GPU10.28 TFLOPs, 36 CUs at 2.23GHz (variable frequency)1.84 TFLOPs, 18 CUs at 800MHz
GPU ArchitectureCustom RDNA 2Custom GCN
Memory/Interface16GB GDDR6/256-bit8GB GDDR5/256-bit
Memory Bandwidth448GB/s176GB/s
Internal StorageCustom 825GB SSD500GB HDD
IO Throughput5.5GB/s (Raw), Typical 8-9GB/s (Compressed)Approx 50-100MB/s (dependent on data location on HDD)
Expandable StorageNVMe SSD SlotReplaceable internal HDD
External StorageUSB HDD SupportUSB HDD Support
Optical Drive4K UHD Blu-ray DriveBlu-ray Drive


Staff member
See the first images of DualSense, which will bring the sense of touch to PS5 gameplay.

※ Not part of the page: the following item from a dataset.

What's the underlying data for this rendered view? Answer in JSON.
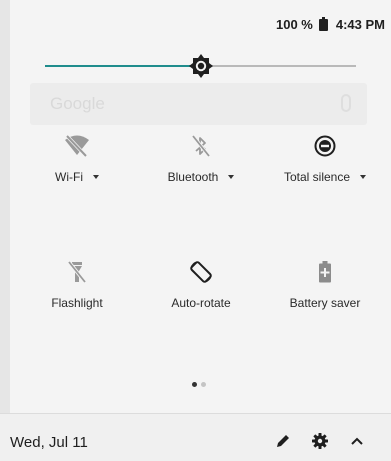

Full Post: Introducing DualSense, the New Wireless Game Controller for PlayStation 5

DualSense Controller for PlayStation 5
We are thrilled about sharing the final look of the DualSense controller with our fans, and we can’t wait for everyone to get their hands on it! I’d like to close with a message from SIE President & CEO Jim Ryan to the community:

“DualSense marks a radical departure from our previous controller offerings and captures just how strongly we feel about making a generational leap with PS5. The new controller, along with the many innovative features in PS5, will be transformative for games – continuing our mission at PlayStation to push the boundaries of play, now and in the future. To the PlayStation community, I truly want to thank you for sharing this exciting journey with us as we head toward PS5’s launch in Holiday 2020. We look forward to sharing more information about PS5, including the console design, in the coming months.”
– Jim Ryan, President & CEO, Sony Interactive Entertainment
“DualSense” is a registered trademark or trademark of Sony Interactive Entertainment Inc.

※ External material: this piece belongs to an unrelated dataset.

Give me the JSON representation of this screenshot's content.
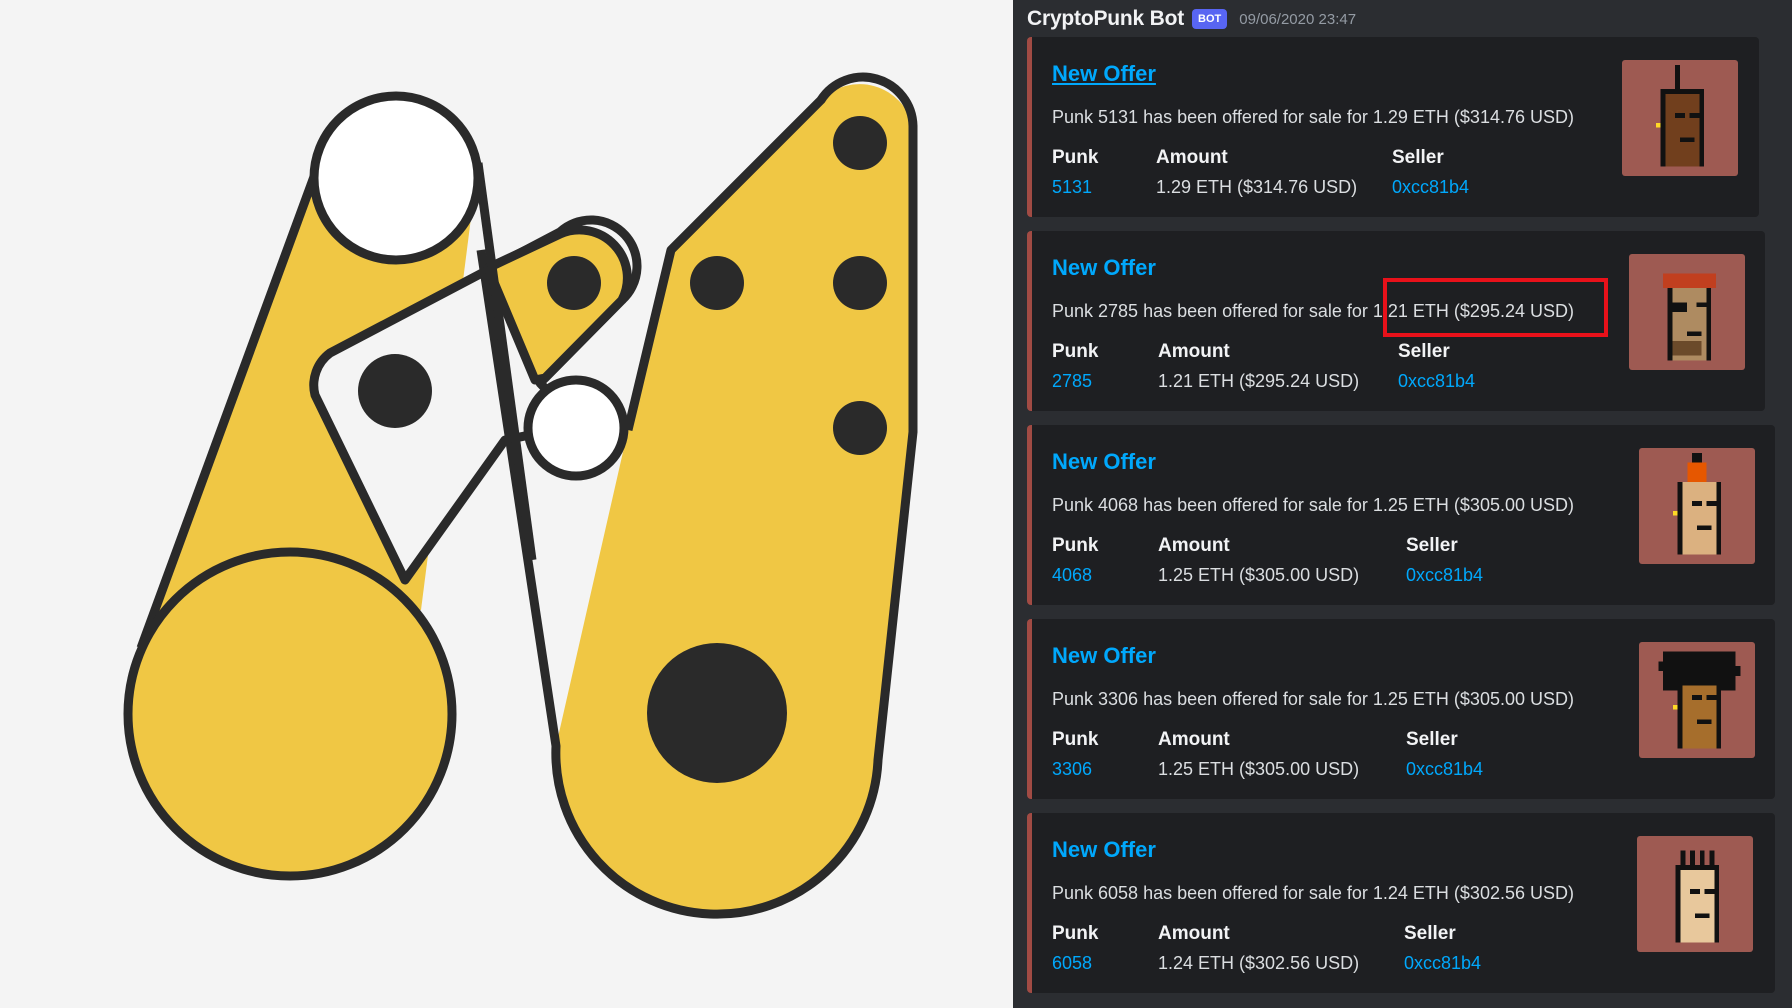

Level 32
Sony is reportedly planning a PlayStation 5 game event for June 3rd. Bloomberg reports that Sony’s virtual event is tentatively planned for next week but that “plans have been in flux and that the day may change.” Sony is said to be focusing on games for this PS5 event and is not expected to “reveal every essential detail” on the console during the first event.

Further events are planned in the coming weeks and months, much like how rival Microsoft has been trickling out information about its Xbox Series X console in recent months.


Staff member
A newly published patent filed by Sony at the World Intellectual Property Organization (WIPO) is offering a more in-depth insight into the radical design of the PS5 devkit.
One of the significant parts of the design of the PS5 devkit is its cooling system. It turns out that the V-shape that occupies almost half of the console plays a crucial role since it houses six various fans. Three individual fans on each side of the V-shape are aligned to ensure that the entire console gets the best ventilation. One wing that houses the fans is in charge of cooling the APU while the other wing cools the power supply.

The Sony patent also reveals that the PS5 devkit has a vapor chamber that utilizes advanced liquid cooling to maintain the right temperature of the APU. The vapor chamber design of the PS5 devkit is crucial and efficient in dispersing the heat in a wide area. It also enables the use of cooling materials like heat pipes and fans to ensure faster heat dissipation and cooling than traditional solutions.